→ What you will do: When copying the records below, keep every word as it is and drop the images.

→ Page and application data records:
===
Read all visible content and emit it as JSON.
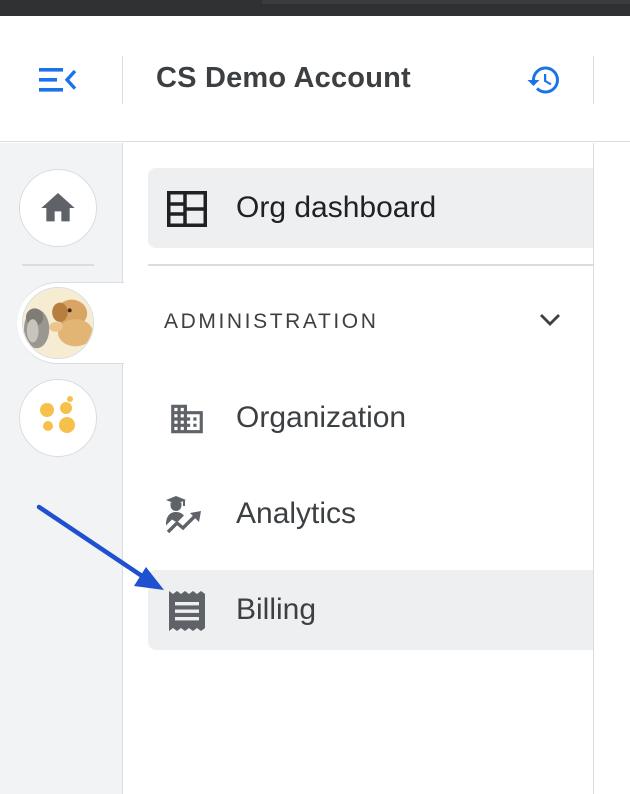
{
  "header": {
    "menu_icon": "menu-collapse-icon",
    "account_title": "CS Demo Account",
    "history_icon": "history-icon"
  },
  "rail": {
    "items": [
      {
        "name": "home",
        "icon": "home-icon"
      },
      {
        "name": "organization-avatar",
        "icon": "pets-photo-avatar"
      },
      {
        "name": "app-switcher",
        "icon": "dots-app-icon"
      }
    ]
  },
  "nav": {
    "dashboard": {
      "label": "Org dashboard",
      "icon": "dashboard-icon"
    },
    "section": {
      "label": "ADMINISTRATION",
      "expanded": true,
      "icon": "chevron-down-icon"
    },
    "items": [
      {
        "label": "Organization",
        "icon": "building-icon"
      },
      {
        "label": "Analytics",
        "icon": "analytics-icon"
      },
      {
        "label": "Billing",
        "icon": "receipt-icon"
      }
    ]
  },
  "colors": {
    "accent": "#1a73e8",
    "annotation": "#1e50d0",
    "rail_bg": "#f1f3f4",
    "selected_bg": "#eeeff0",
    "text": "#3c4043"
  }
}
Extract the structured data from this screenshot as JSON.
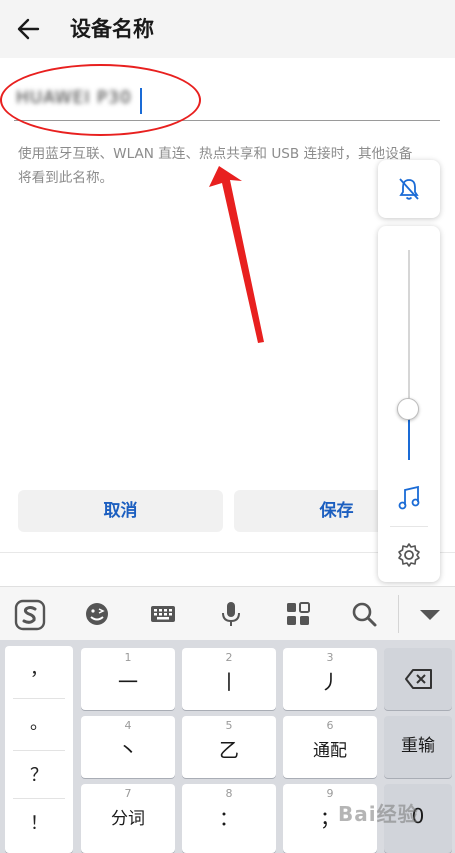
{
  "header": {
    "title": "设备名称",
    "back_icon": "arrow-left-icon"
  },
  "name_field": {
    "value": "HUAWEI P30"
  },
  "hint_text": "使用蓝牙互联、WLAN 直连、热点共享和 USB 连接时，其他设备将看到此名称。",
  "buttons": {
    "cancel": "取消",
    "save": "保存"
  },
  "accent_color": "#1a6bd6",
  "annotation_color": "#e8201f",
  "volume_panel": {
    "mute_icon": "bell-off-icon",
    "media_icon": "music-note-icon",
    "settings_icon": "gear-icon",
    "level": 0.25
  },
  "keyboard_toolbar": {
    "icons": [
      "sogou-logo-icon",
      "emoji-icon",
      "keyboard-icon",
      "microphone-icon",
      "grid-icon",
      "search-icon",
      "collapse-icon"
    ]
  },
  "keyboard": {
    "punctuation": [
      "，",
      "。",
      "？",
      "！"
    ],
    "rows": [
      [
        {
          "num": "1",
          "label": "一"
        },
        {
          "num": "2",
          "label": "丨"
        },
        {
          "num": "3",
          "label": "丿"
        }
      ],
      [
        {
          "num": "4",
          "label": "丶"
        },
        {
          "num": "5",
          "label": "乙"
        },
        {
          "num": "6",
          "label": "通配"
        }
      ],
      [
        {
          "num": "7",
          "label": "分词"
        },
        {
          "num": "8",
          "label": "："
        },
        {
          "num": "9",
          "label": "；"
        }
      ]
    ],
    "delete_icon": "backspace-icon",
    "reenter_label": "重输",
    "zero_label": "0"
  },
  "watermark": "Bai经验"
}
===
→ Task answer:
Read all visible content and emit it as JSON.
{
  "header": {
    "menu_icon": "menu-collapse-icon",
    "account_title": "CS Demo Account",
    "history_icon": "history-icon"
  },
  "rail": {
    "items": [
      {
        "name": "home",
        "icon": "home-icon"
      },
      {
        "name": "organization-avatar",
        "icon": "pets-photo-avatar"
      },
      {
        "name": "app-switcher",
        "icon": "dots-app-icon"
      }
    ]
  },
  "nav": {
    "dashboard": {
      "label": "Org dashboard",
      "icon": "dashboard-icon"
    },
    "section": {
      "label": "ADMINISTRATION",
      "expanded": true,
      "icon": "chevron-down-icon"
    },
    "items": [
      {
        "label": "Organization",
        "icon": "building-icon"
      },
      {
        "label": "Analytics",
        "icon": "analytics-icon"
      },
      {
        "label": "Billing",
        "icon": "receipt-icon"
      }
    ]
  },
  "colors": {
    "accent": "#1a73e8",
    "annotation": "#1e50d0",
    "rail_bg": "#f1f3f4",
    "selected_bg": "#eeeff0",
    "text": "#3c4043"
  }
}
Extract the structured data from this screenshot as JSON.
{
  "header": {
    "title": "设备名称",
    "back_icon": "arrow-left-icon"
  },
  "name_field": {
    "value": "HUAWEI P30"
  },
  "hint_text": "使用蓝牙互联、WLAN 直连、热点共享和 USB 连接时，其他设备将看到此名称。",
  "buttons": {
    "cancel": "取消",
    "save": "保存"
  },
  "accent_color": "#1a6bd6",
  "annotation_color": "#e8201f",
  "volume_panel": {
    "mute_icon": "bell-off-icon",
    "media_icon": "music-note-icon",
    "settings_icon": "gear-icon",
    "level": 0.25
  },
  "keyboard_toolbar": {
    "icons": [
      "sogou-logo-icon",
      "emoji-icon",
      "keyboard-icon",
      "microphone-icon",
      "grid-icon",
      "search-icon",
      "collapse-icon"
    ]
  },
  "keyboard": {
    "punctuation": [
      "，",
      "。",
      "？",
      "！"
    ],
    "rows": [
      [
        {
          "num": "1",
          "label": "一"
        },
        {
          "num": "2",
          "label": "丨"
        },
        {
          "num": "3",
          "label": "丿"
        }
      ],
      [
        {
          "num": "4",
          "label": "丶"
        },
        {
          "num": "5",
          "label": "乙"
        },
        {
          "num": "6",
          "label": "通配"
        }
      ],
      [
        {
          "num": "7",
          "label": "分词"
        },
        {
          "num": "8",
          "label": "："
        },
        {
          "num": "9",
          "label": "；"
        }
      ]
    ],
    "delete_icon": "backspace-icon",
    "reenter_label": "重输",
    "zero_label": "0"
  },
  "watermark": "Bai经验"
}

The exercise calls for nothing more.